Work to complete: In the data below, locate each line with the word "JSON" and list it.

____

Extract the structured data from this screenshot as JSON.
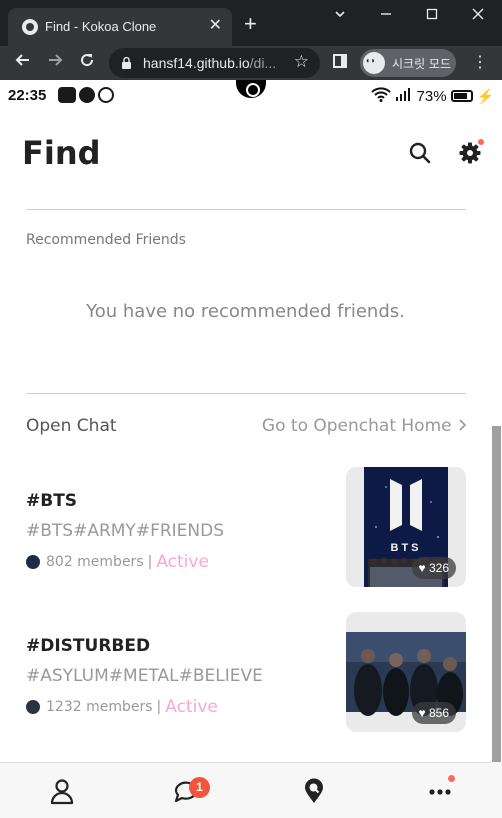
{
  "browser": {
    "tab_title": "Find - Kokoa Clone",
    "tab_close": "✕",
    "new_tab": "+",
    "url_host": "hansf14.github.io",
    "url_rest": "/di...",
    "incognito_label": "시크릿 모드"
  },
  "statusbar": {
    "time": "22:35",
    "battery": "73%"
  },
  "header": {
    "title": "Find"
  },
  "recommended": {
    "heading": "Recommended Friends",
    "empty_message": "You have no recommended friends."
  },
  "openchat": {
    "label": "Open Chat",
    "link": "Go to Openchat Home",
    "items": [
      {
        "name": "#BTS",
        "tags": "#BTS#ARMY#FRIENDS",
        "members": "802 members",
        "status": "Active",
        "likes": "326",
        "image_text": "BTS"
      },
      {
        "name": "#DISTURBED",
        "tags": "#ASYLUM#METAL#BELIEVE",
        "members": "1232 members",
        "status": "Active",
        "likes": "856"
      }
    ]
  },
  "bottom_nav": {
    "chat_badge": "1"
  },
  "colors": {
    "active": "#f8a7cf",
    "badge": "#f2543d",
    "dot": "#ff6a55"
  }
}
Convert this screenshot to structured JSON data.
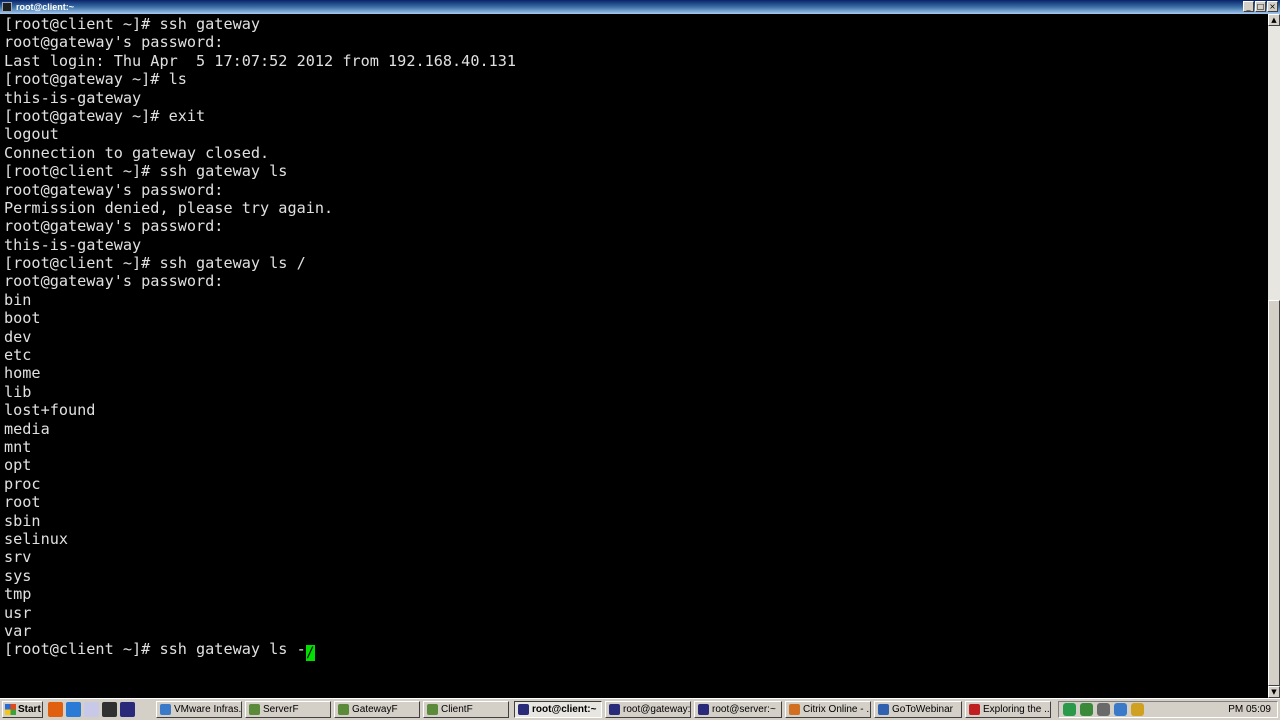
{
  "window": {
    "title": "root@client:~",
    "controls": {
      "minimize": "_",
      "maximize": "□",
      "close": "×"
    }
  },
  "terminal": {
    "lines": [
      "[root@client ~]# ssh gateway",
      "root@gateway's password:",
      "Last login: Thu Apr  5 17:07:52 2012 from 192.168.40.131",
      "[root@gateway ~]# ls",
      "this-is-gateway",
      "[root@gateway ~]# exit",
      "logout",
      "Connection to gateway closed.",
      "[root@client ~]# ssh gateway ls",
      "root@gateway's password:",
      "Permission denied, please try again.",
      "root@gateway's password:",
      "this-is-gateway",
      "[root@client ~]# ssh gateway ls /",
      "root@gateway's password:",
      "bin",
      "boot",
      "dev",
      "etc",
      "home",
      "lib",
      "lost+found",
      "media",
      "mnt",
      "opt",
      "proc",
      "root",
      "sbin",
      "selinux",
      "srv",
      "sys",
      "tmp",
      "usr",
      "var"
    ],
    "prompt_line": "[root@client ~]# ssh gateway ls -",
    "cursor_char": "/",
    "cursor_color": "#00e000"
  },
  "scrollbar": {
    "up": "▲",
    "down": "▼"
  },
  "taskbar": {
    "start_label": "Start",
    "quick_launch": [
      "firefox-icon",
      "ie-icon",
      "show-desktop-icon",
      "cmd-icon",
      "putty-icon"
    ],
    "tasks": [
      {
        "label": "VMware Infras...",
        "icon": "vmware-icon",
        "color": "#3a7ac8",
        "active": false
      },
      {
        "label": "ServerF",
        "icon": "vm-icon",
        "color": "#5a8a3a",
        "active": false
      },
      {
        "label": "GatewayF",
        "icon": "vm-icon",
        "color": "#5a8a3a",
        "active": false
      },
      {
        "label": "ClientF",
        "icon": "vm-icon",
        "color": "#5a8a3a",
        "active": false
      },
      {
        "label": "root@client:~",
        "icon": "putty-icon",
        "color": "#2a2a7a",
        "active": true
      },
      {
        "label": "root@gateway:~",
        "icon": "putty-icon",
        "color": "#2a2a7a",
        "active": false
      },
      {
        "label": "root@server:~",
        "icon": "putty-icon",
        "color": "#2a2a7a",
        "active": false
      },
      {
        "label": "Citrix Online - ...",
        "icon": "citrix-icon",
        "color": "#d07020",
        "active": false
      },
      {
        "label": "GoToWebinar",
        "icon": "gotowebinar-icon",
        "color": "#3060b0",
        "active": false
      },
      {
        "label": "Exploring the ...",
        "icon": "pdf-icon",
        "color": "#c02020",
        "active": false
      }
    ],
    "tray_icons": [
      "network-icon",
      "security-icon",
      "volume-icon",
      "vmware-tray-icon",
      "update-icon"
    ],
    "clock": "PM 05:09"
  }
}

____

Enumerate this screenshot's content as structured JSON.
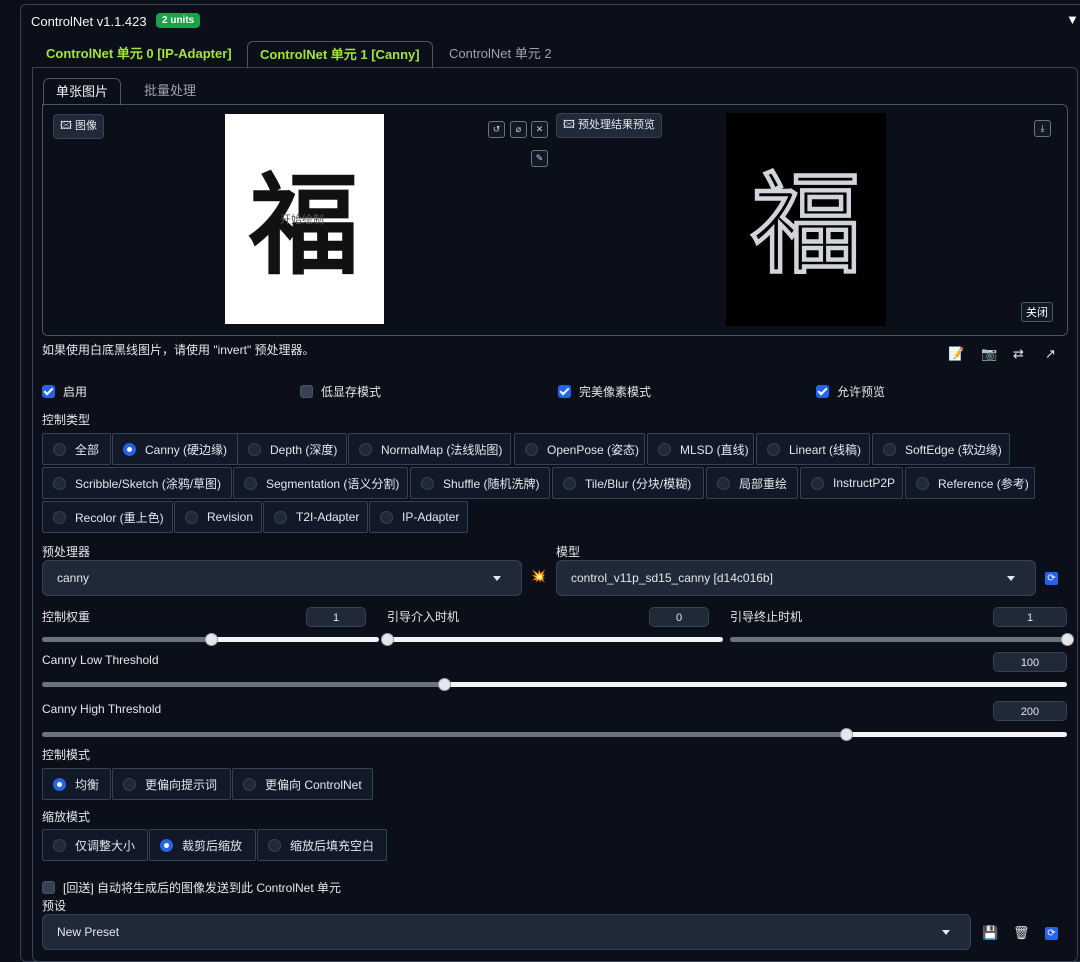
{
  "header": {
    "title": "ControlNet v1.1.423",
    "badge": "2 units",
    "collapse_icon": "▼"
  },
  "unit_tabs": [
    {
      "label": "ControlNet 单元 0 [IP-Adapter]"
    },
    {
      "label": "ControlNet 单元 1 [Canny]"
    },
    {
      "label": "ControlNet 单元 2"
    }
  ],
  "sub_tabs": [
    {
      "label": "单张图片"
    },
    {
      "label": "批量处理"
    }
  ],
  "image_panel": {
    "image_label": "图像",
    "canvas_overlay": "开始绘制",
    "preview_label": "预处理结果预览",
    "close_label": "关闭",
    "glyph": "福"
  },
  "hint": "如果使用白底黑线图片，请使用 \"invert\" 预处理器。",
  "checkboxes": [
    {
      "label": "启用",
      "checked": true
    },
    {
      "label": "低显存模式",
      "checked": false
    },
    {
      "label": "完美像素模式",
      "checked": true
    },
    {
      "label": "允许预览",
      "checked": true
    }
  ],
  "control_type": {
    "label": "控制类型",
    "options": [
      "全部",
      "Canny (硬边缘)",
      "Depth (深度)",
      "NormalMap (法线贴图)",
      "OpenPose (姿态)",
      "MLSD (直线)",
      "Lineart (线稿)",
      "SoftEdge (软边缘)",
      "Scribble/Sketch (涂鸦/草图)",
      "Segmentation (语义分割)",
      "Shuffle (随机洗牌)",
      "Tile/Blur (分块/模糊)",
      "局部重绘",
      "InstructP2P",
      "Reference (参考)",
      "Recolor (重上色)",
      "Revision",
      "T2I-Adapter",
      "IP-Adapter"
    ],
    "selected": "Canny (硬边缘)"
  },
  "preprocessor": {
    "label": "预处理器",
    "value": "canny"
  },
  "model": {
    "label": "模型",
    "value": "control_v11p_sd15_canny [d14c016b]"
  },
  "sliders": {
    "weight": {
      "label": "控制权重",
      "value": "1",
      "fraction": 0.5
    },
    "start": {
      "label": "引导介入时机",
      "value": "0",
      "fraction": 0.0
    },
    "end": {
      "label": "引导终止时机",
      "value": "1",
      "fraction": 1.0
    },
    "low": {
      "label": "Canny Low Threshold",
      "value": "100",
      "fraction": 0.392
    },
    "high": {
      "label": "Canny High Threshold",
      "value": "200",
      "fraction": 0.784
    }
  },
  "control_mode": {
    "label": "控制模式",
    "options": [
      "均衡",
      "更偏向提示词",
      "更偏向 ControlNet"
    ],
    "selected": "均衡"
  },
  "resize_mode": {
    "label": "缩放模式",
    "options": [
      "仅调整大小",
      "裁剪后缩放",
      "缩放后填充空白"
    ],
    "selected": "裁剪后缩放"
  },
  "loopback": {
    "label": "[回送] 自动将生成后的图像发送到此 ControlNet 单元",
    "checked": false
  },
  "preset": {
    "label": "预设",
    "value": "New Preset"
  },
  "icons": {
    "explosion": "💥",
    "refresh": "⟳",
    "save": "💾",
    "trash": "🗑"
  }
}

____

Task response:
Extract the structured data from this screenshot as JSON.
Convert this screenshot to structured JSON data.
Enumerate this screenshot's content as structured JSON.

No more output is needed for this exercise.